We had a great Thanksgiving break. This will go down as my most physical Thanksgiving on record as we completed three athletic events in three days - does that count as a triathalon? We ran on Thursday, skated on Friday, and skied on Saturday. It was great. We even managed to paint both kids' rooms which is nothing short of miraculous. But even with all this activity and accomplishment, we still fell a little short in the hall decking process.
I've wanted to re-cover the seats at our kitchen table for about four years now. They look like someone wet their pants while sitting on them and considering we've had these chairs for our kids' entire lifetimes, there is a good chance someone has peed on them at some point. It's very unappealing. So I decided Thanksgiving break was the time. And, after watching about 25 online chair recovering videos, I had convinced myself this was a job we could do really, in one afternoon.
I assumed we'd remove a few staples, lay down the new fabric, restaple everything using my keen gift wrapping skills, and in just a few minutes we'd have ourselves some new non-biohazard chairs to proudly offer to guests and the like for festive occasions in our home. However, when I removed the first seat and turned it over, I began to wonder if I needed to adjust my timeline a bit.
Some credit really must be given to whomever was operating the staple gun at Room and Board when they made our chairs because there were about 450 industrial strength staples in the bottom of the seat. Removing a single staple required two different prying tools, a pair of pliers, and Band-Aids. We finally got all of them out of one chair and, after laying exhausted on our kitchen floor for a few minutes and discussing the benefits of using a professional upholsterer, we prepared to start the re-covering process.
We laid the new fabric out, placed the chair seat on top, and neatly pulled up one side to staple it in the middle as instructed. In every single video I watched while preparing for this job, the staples went right in and in about two minutes, the seat was covered. All things considered, I shouldn't have been too surprised when our staples didn't even make it halfway into the seat bottom. Apparently, our seats are made from a unique wood/steel combo and are impervious to your average staple gun, so now we need to actually rent equipment to do the job I thought could be done during halftime of a football game.
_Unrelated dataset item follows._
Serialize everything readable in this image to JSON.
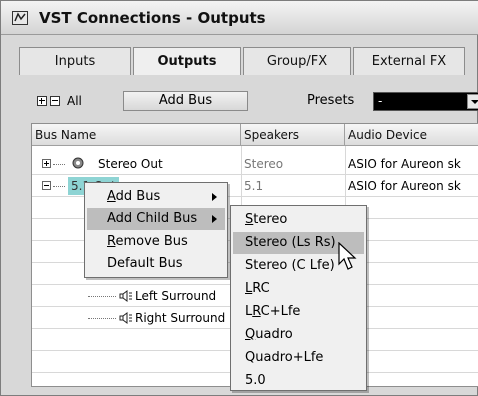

At this point, rather than a kitchen table surrounded by eight chairs with ikat printed seats and accessorized with two rustic wood lanterns festively adorned with fresh greens and an adorable red and white striped ribbon, we have a table surrounded by eight chairs (one of which has no seat) and covered in yards of fabric, tools, screws, staples, and Band-Aid wrappers. Not exactly the epitome of holiday style.
But we'll get there. Just a quick trip to rent the equipment, pass whatever certification is needed to operate the machinery, and we'll be on our way. We still have three weeks, right?
I'm wearing this.
I'll be cyber shopping, decking the halls, and doing laundry. 'Tis the season.
It's Meatless Monday and we're having black bean quesadillas and a salad with a homemade ranch dressing. It may be meatless, but I make no promises about being fat-free.
gratitude: lots of time with just the family, an absolutely beautiful day for skiing, turkey tetrazzini, sweaters
thanks and love.